With this innovative system, all the user has to do is approach the canvas or wall with the device and wave it around. The system does the rest!
By Lola Gayle, Editor-at-large
While many are worried that robots will one day take over their jobs, artists for the most part have had little to fear from automatons. However, perhaps they should all take a little more notice as researchers have invented a “smart” spray paint can that can robotically reproduce photographs as large-scale murals.
I don’t think we’ll be seeing an army of robotic graffiti artists just yet, but the new computerized technique developed by a team from ETH Zurich, Disney Research Zurich, Dartmouth College and Columbia University could eventually find uses in digital fabrication, digital and visual arts, artistic stylization and other applications.
The “smart” spray system is a novel adaptation to computer-aided painting, which originated in the early 1960s and is a well-studied subject among scientists and artists, according to a statement from the researchers.
Because spray paint is efficient and affordable, large-scale spray painted murals have become common in modern urban culture. However, the logistics and technical difficulty of covering such a large “canvas” can be vexing even for the most skilled artists.
The computer-aided system can be attached to an ordinary can of spray paint and is able to track the can’s position and recognize what image it “wants” to paint. All the user has to do is approach the canvas or wall with the pre-programmed device and simply wave it around. The system does the rest, automatically operating the can’s on/off button to reproduce the specific image as a spray painting.
Their prototype system includes two webcams, QR-coded cubes for tracking, and a small actuation device for the spray can, attached via a 3D-printed mount. Paint commands are sent via radio directly connected to a servo-motor operating the spray nozzle. A real-time algorithm running on a nearby computer determines the optimal amount of paint of the current color to spray at the spray can’s tracked location.
Amazingly, the human half of the equation doesn’t even need to be aware of the image beforehand. They just have to watch and see as the painting reveals itself through their movements.
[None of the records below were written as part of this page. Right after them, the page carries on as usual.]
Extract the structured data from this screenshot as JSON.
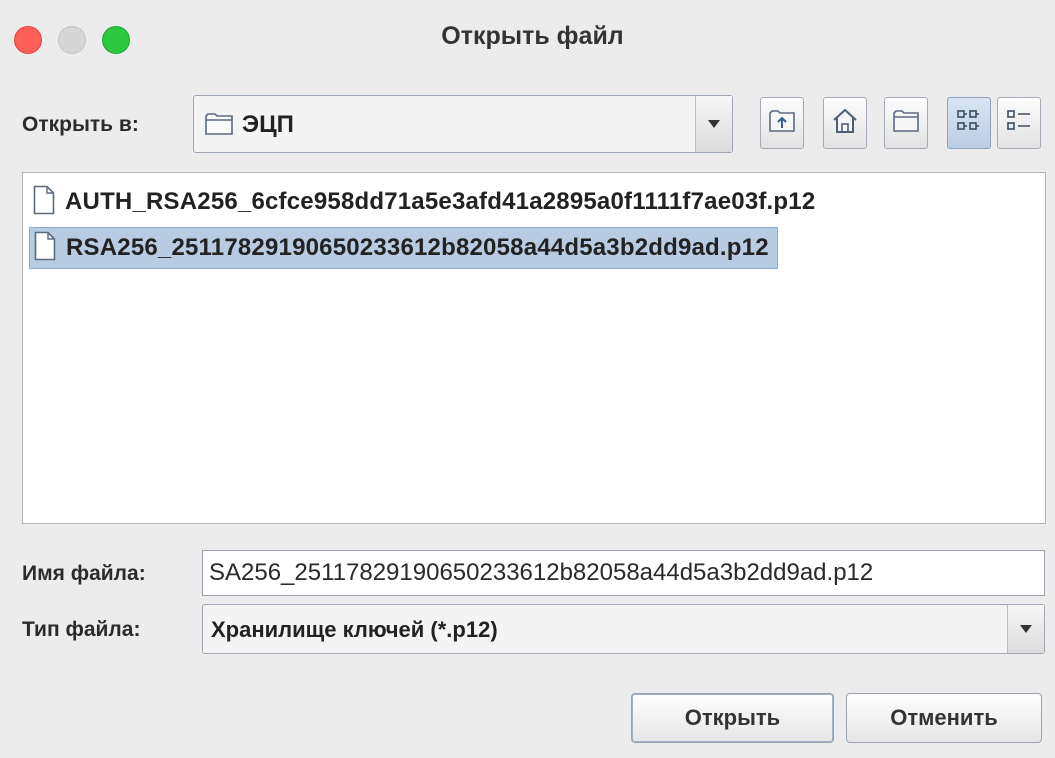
{
  "window": {
    "title": "Открыть файл"
  },
  "location": {
    "label": "Открыть в:",
    "current": "ЭЦП"
  },
  "toolbar": {
    "up_icon": "folder-up-icon",
    "home_icon": "home-icon",
    "new_folder_icon": "new-folder-icon",
    "list_view_icon": "list-view-icon",
    "details_view_icon": "details-view-icon"
  },
  "files": [
    {
      "name": "AUTH_RSA256_6cfce958dd71a5e3afd41a2895a0f1111f7ae03f.p12",
      "selected": false
    },
    {
      "name": "RSA256_25117829190650233612b82058a44d5a3b2dd9ad.p12",
      "selected": true
    }
  ],
  "filename": {
    "label": "Имя файла:",
    "value": "SA256_25117829190650233612b82058a44d5a3b2dd9ad.p12"
  },
  "filetype": {
    "label": "Тип файла:",
    "value": "Хранилище ключей (*.p12)"
  },
  "buttons": {
    "open": "Открыть",
    "cancel": "Отменить"
  },
  "colors": {
    "close": "#fb5f57",
    "minimize": "#d5d5d5",
    "maximize": "#2bc840",
    "selection": "#b7cce3"
  }
}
The researchers tested the automated painting system on large sheets of paper which they then assembled into mural-size paintings. While the current system only supports painting on flat surfaces, one potential benefit of the new technique over standard printing is that it may be usable on more complicated, curved painting surfaces, the researchers said.
“Typically, computationally-assisted painting methods are restricted to the computer,” said co-author Wojciech Jarosz, an assistant professor of computer science at Dartmouth who previously was a senior research scientist at Disney Research Zurich. “In this research, we show that by combining computer graphics and computer vision techniques, we can bring such assistance technology to the physical world even for this very traditional painting medium, creating a somewhat unconventional form of digital fabrication. Our assistive approach is like a modern take on ‘paint by numbers’ for spray painting. Most importantly, we wanted to maintain the aesthetic aspects of physical spray painting and the tactile experience of holding and waving a physical spray can while enabling unskilled users to create a physical piece of art.”
Originally written for STEAM Register.